    December 5, 2009 at 10:03 am

    • seekraz

      Thank you for your comments, Mr. Dustin, and the cliche aspect of hope is what I was addressing briefly in the first part of the essay, wondering if we don’t use the word too casually, almost flippantly, when we say we’re hoping for so many things. And yes, while we might disagree with other people’s world-views about god and the supernatural, something in their psychies allows them to gather strength to endure and survive their horrific ordeals…so how can we argue against them? We can understand them to be taking things too far when they institute policies and force the teaching of their world-view in schools and overwhelm the media and the rest of our lives with the subject, but in the context of their survival, that’s fine. Thank you again, Mr. Dustin, for visiting my blog and sharing your thoughts. I do appreciate it. 🙂

      December 5, 2009 at 11:08 am

  3. Nathan

    I completely see what you’re saying about hoping for things like a never ending after-life and that type of nonsense. It surely is ridiculous to even say that you can ‘hope’ for that, when I think the most we can say is that ‘it would be nice.’ If your definition of hope is just that, well then keep on hoping.

    As for things like you or your loved ones making it through the battle with cancer or getting to your destination safely, or that my baby is born without issue, I can surely say that I hope beyond hope for all of that. But, to say that I ‘hope’ no one in my family ever dies…ever…well that’s just dumb. 🙂 Good blog topic 🙂

    December 17, 2009 at 10:41 am

    • seekraz

      Yes, I think we should keep it real…within the contexts of our human/animal existence. And yes, too, we want our babies to be born and live without difficulties…but again, that’s real…what isn’t real is that if they’re born like that client of Mom’s who had no brain and the parents hoped he could walk someday and have almost a normal life when he was actually dying. Anyway….

      December 17, 2009 at 12:35 pm

Thank you for visiting...it would be great to hear from you....

Fill in your details below or click an icon to log in:

WordPress.com Logo

You are commenting using your WordPress.com account. Log Out /  Change )
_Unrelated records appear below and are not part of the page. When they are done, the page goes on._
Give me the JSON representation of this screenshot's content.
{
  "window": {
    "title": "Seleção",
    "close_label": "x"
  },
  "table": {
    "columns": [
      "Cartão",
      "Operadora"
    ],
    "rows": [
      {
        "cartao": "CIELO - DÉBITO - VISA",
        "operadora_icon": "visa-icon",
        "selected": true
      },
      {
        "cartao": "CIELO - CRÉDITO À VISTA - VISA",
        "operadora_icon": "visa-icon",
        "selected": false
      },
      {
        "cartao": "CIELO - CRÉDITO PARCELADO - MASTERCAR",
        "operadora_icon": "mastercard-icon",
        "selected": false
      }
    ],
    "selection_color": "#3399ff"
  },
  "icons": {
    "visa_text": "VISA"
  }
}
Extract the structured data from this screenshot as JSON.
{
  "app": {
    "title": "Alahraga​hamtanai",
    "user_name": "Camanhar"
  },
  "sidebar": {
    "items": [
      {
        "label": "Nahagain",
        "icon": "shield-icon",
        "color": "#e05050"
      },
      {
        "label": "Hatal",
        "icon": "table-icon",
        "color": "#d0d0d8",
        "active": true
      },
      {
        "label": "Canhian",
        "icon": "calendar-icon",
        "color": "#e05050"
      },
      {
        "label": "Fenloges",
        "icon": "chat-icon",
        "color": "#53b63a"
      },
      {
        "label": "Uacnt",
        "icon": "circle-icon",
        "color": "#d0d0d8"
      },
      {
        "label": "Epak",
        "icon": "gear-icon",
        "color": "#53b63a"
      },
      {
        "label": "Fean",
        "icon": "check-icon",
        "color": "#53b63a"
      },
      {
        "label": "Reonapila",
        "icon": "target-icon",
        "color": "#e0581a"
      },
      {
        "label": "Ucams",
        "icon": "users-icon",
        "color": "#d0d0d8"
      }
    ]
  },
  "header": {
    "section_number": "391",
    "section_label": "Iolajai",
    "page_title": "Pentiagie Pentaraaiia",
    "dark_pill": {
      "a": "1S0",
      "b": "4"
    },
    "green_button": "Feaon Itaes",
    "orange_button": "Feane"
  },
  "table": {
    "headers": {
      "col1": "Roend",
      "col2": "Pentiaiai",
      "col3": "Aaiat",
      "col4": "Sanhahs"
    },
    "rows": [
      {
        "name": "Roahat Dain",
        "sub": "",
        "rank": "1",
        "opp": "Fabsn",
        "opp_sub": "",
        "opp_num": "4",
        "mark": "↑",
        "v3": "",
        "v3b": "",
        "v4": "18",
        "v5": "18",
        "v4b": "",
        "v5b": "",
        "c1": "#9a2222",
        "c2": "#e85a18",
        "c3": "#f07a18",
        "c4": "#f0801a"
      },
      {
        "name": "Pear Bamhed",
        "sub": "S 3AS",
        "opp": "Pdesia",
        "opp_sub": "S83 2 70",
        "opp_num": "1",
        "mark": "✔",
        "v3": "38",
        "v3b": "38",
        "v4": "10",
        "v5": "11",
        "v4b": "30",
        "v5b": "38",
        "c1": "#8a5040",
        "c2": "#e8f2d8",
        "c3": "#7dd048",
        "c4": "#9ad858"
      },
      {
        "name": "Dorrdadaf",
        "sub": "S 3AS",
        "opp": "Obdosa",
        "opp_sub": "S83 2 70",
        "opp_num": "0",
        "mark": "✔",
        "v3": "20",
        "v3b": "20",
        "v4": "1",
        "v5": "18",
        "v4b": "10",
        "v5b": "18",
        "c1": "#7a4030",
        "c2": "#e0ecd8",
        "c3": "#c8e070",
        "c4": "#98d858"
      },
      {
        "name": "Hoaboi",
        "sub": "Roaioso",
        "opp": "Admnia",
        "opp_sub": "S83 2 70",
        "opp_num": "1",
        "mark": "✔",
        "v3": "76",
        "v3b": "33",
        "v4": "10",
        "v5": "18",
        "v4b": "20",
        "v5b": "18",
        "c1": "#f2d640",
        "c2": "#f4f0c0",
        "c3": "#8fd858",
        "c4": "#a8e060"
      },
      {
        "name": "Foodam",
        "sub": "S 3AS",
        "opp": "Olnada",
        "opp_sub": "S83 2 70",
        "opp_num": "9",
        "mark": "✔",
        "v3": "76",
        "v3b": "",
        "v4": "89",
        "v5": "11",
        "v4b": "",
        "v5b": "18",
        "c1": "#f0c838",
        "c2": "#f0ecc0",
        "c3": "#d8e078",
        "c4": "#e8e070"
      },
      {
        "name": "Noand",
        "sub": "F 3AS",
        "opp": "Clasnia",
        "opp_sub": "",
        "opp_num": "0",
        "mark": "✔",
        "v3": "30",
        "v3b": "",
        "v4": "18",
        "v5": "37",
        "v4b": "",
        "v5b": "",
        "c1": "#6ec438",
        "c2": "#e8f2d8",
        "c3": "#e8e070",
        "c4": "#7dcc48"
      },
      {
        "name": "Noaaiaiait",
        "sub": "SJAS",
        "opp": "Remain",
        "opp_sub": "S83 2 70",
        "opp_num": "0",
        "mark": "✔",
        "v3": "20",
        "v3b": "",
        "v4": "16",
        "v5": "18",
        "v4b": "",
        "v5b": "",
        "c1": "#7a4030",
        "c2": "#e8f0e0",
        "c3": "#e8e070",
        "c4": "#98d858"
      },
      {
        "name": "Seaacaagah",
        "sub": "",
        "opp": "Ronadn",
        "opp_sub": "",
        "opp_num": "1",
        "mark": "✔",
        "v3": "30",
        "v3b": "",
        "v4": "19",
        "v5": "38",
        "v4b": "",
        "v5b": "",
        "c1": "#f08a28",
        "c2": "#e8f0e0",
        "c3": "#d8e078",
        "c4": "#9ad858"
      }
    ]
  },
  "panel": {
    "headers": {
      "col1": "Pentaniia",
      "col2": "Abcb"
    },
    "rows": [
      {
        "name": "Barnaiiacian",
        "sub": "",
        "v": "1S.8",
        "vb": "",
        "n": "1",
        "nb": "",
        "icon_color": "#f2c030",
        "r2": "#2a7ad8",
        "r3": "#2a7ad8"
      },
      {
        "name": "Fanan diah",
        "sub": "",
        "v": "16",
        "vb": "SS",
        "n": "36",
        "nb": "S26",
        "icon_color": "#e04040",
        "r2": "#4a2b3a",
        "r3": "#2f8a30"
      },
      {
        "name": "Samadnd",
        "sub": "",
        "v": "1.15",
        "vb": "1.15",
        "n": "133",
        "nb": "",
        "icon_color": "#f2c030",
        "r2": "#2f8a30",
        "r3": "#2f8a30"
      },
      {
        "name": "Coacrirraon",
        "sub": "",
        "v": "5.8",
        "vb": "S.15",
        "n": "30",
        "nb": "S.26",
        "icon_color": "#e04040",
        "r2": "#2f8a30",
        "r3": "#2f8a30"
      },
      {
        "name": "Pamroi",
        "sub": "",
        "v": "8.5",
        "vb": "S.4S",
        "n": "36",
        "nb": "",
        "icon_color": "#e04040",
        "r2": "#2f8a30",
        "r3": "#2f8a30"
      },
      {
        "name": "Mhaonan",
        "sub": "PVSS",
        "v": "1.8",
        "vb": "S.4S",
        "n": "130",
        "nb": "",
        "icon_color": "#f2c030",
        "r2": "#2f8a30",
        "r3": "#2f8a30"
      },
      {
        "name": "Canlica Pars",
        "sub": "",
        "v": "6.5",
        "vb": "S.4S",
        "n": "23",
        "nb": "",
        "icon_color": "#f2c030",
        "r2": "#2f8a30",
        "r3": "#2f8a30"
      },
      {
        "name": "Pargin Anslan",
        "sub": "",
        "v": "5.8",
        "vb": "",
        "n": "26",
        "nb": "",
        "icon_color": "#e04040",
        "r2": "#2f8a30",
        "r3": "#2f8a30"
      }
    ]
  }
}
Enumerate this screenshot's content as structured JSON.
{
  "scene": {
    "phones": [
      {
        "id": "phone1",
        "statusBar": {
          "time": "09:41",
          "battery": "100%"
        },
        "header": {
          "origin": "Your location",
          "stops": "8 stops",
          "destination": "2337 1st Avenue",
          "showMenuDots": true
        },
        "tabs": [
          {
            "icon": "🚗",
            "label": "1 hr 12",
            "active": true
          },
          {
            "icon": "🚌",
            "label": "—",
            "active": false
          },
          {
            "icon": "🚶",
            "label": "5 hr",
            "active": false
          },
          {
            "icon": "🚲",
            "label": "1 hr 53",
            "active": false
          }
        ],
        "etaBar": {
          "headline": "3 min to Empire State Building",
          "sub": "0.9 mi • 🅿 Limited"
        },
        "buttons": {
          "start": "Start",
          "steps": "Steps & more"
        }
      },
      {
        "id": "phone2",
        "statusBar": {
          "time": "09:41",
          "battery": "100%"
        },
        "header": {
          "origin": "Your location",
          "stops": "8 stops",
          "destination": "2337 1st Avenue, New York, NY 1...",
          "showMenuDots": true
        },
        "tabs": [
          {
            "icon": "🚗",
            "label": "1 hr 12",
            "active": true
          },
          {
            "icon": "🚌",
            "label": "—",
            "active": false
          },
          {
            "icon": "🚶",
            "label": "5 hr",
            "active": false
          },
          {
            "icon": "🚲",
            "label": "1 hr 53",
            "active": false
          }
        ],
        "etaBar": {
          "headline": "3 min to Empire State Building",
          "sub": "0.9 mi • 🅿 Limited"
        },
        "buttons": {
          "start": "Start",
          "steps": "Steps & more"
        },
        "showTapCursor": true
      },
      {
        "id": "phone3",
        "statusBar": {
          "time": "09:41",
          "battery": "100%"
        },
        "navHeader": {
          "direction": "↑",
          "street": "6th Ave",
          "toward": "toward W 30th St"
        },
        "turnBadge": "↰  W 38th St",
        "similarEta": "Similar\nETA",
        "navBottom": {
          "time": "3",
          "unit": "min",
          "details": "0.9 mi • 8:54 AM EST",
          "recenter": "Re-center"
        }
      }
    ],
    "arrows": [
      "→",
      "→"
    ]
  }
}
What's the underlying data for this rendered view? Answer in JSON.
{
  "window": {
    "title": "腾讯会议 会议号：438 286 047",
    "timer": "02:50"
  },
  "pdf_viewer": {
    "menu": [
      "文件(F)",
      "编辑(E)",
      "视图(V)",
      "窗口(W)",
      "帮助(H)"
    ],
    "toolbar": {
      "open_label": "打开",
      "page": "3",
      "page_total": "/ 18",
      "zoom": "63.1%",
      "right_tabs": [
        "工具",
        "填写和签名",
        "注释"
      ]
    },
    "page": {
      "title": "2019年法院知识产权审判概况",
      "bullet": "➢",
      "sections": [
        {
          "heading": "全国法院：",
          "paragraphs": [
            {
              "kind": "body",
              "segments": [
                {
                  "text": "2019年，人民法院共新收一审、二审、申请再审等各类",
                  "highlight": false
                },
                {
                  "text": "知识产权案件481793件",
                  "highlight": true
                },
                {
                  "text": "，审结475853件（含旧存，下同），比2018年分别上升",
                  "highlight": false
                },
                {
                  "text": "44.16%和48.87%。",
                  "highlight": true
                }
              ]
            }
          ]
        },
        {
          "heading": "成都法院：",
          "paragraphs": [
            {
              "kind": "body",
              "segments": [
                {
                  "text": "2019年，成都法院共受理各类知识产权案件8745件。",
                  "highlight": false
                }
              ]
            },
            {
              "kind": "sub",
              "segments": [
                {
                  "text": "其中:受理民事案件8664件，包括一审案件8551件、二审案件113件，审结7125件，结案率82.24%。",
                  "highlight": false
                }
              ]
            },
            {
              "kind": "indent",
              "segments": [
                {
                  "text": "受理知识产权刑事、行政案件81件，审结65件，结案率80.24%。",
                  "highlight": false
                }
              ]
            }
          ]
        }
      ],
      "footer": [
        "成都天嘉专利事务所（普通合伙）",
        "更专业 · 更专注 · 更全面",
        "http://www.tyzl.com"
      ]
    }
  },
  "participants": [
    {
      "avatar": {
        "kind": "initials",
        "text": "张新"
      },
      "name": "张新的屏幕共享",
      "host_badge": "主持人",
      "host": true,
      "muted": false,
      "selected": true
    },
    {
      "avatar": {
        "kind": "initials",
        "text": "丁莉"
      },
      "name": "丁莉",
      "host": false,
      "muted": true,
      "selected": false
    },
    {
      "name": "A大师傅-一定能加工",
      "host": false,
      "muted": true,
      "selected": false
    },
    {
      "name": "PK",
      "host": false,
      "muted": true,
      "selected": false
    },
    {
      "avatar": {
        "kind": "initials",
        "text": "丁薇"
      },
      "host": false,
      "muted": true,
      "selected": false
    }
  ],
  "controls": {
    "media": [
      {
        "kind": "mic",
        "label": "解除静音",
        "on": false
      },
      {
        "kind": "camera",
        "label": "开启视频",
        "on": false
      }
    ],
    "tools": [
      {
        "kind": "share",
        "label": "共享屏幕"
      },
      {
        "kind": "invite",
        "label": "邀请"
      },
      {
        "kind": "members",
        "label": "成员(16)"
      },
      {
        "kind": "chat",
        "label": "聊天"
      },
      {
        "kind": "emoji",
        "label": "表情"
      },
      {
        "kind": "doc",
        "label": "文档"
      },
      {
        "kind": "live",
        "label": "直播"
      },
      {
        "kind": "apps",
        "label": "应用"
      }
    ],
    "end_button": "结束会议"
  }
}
Google photo

You are commenting using your Google account. Log Out /  Change )

Twitter picture

You are commenting using your Twitter account. Log Out /  Change )

Facebook photo

You are commenting using your Facebook account. Log Out /  Change )

Connecting to %s

This site uses Akismet to reduce spam. Learn how your comment data is processed.